• Task requirements: Please tally the lines of the records that contain "title" and send back only the total.

• Records for this task:
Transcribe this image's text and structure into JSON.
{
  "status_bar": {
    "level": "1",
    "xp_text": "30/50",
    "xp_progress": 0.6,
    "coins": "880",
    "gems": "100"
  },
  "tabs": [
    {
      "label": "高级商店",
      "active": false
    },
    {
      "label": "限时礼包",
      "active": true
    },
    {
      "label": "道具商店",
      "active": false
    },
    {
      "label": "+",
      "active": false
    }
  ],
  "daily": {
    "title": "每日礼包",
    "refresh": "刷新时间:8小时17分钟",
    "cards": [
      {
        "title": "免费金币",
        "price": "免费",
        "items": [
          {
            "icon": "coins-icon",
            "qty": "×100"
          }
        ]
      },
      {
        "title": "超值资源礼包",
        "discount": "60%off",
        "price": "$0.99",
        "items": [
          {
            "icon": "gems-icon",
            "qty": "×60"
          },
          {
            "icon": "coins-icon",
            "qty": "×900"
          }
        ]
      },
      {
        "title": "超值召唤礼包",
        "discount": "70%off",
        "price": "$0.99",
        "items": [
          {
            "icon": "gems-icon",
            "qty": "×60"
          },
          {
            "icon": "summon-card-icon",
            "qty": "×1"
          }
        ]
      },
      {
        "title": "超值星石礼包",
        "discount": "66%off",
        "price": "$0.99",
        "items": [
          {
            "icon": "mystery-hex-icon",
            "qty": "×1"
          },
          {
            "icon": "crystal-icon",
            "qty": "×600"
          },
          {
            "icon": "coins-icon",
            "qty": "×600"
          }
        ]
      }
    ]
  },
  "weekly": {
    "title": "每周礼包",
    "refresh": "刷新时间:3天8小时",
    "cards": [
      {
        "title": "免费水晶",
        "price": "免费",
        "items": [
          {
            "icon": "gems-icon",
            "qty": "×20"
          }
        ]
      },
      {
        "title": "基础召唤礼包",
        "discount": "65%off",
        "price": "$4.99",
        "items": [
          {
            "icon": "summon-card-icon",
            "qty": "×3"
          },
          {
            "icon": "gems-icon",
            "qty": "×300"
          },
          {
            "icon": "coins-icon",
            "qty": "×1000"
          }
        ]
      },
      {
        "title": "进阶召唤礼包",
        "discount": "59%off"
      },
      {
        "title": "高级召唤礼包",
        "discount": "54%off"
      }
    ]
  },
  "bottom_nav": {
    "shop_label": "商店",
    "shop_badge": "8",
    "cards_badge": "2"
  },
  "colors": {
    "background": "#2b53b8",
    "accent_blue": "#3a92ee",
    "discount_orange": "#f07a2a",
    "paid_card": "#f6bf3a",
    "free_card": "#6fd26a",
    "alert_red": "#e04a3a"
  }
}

• Written answer: 10